Start of Records for the task

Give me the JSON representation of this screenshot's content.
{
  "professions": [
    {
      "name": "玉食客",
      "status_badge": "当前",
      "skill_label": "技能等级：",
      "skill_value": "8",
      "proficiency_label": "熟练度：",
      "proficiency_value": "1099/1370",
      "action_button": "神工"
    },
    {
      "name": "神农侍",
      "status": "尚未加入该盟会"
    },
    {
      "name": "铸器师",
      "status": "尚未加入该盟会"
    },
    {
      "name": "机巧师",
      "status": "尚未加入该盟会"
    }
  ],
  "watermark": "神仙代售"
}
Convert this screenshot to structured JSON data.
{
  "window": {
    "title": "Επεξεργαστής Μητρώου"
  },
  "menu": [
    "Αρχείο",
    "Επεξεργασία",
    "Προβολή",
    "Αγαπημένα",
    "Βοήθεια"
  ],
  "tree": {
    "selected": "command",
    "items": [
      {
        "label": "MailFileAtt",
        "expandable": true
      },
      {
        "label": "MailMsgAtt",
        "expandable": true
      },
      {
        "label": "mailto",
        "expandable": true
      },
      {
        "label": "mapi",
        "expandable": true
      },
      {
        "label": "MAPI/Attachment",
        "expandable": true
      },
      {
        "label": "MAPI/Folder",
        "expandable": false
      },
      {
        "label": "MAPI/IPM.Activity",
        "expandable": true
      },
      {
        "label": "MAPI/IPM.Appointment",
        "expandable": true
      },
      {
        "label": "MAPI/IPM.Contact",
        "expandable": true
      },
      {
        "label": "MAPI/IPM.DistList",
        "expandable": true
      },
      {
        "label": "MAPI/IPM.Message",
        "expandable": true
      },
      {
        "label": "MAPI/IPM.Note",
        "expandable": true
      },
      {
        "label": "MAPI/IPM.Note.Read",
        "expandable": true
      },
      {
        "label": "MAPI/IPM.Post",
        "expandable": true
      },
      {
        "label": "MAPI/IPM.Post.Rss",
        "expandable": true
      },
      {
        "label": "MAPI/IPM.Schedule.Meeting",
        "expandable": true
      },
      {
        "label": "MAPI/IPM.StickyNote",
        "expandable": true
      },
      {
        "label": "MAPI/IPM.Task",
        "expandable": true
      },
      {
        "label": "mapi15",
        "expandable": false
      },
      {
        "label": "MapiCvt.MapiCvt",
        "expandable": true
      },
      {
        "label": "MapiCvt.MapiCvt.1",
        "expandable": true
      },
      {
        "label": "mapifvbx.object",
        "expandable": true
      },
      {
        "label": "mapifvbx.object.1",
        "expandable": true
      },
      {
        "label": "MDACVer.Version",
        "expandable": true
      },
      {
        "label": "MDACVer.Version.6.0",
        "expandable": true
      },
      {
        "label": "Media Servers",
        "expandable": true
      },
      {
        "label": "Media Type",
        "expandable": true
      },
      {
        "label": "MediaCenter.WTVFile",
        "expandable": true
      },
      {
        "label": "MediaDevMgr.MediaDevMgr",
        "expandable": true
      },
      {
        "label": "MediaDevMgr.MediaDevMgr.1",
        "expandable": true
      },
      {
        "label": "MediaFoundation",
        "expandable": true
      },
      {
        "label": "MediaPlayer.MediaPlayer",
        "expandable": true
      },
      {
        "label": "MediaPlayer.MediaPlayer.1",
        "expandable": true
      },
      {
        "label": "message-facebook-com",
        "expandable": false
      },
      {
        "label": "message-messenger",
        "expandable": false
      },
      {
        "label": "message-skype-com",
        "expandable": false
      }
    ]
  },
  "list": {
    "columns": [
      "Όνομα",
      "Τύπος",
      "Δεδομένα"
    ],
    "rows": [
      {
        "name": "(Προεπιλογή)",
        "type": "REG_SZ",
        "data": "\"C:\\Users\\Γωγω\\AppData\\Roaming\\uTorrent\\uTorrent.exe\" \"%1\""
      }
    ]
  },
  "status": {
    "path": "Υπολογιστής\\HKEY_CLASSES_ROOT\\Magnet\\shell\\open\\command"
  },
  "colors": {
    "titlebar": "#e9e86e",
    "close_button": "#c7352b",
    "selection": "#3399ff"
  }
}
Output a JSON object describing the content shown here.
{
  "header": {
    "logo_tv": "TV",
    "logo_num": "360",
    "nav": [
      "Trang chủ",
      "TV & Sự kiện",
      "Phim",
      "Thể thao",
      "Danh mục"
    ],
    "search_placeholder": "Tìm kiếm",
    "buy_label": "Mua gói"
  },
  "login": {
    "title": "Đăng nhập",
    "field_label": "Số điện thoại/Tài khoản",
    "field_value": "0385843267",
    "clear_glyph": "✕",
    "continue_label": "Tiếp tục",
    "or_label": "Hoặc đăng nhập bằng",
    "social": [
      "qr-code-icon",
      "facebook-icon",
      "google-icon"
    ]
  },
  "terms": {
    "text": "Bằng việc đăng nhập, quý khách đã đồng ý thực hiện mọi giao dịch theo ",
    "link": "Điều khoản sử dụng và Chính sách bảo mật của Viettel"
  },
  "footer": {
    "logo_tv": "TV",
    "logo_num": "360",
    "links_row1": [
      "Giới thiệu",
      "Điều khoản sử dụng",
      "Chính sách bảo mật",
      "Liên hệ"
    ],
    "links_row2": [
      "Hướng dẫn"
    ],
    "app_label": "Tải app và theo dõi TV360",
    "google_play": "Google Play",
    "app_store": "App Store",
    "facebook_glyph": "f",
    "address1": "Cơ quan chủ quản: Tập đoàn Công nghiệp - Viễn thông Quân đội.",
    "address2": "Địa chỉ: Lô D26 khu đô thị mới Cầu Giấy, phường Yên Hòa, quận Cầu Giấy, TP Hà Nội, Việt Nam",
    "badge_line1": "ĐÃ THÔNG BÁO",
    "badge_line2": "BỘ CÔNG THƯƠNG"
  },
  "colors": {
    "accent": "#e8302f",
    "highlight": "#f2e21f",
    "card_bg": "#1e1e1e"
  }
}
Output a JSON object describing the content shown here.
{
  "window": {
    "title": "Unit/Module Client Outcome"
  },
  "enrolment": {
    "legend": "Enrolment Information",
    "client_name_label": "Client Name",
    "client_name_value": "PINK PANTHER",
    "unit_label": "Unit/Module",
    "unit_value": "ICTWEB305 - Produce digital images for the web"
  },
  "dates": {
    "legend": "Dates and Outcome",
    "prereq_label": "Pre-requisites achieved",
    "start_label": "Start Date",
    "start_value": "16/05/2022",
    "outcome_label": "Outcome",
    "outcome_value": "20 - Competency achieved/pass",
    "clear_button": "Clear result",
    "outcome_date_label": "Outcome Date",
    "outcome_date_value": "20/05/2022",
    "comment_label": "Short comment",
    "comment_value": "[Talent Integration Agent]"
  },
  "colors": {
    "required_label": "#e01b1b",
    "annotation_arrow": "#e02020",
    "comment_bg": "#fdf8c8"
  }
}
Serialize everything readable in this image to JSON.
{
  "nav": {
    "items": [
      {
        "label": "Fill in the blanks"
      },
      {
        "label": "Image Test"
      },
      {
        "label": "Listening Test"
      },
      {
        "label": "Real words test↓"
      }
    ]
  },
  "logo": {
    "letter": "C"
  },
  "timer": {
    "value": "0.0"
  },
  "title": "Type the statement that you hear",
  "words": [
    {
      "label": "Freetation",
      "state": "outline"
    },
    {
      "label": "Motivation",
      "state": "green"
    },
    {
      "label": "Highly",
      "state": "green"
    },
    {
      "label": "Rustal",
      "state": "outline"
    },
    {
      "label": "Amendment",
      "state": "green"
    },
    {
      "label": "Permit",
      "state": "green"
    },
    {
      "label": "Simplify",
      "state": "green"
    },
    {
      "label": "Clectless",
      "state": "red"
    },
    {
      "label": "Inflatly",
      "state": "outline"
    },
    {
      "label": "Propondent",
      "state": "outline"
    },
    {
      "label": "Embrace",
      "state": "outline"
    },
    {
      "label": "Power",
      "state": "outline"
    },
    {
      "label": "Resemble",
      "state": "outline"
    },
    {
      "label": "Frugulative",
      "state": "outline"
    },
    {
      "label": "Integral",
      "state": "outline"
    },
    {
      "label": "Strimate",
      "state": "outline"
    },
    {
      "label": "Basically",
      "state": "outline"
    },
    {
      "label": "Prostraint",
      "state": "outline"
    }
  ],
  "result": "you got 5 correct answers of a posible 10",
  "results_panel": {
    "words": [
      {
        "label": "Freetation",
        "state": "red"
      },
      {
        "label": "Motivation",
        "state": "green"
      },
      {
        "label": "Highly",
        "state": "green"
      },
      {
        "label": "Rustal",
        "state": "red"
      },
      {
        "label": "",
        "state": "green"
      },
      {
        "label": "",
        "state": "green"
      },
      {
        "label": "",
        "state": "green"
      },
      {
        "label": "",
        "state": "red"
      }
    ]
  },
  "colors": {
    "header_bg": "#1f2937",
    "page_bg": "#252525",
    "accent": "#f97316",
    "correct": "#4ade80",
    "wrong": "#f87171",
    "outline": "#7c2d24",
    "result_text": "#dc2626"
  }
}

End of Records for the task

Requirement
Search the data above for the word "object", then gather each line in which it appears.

Response to this task
        "label": "mapifvbx.object",
        "label": "mapifvbx.object.1",
Output a JSON object describing the content shown here.
Output a JSON object describing the content shown here.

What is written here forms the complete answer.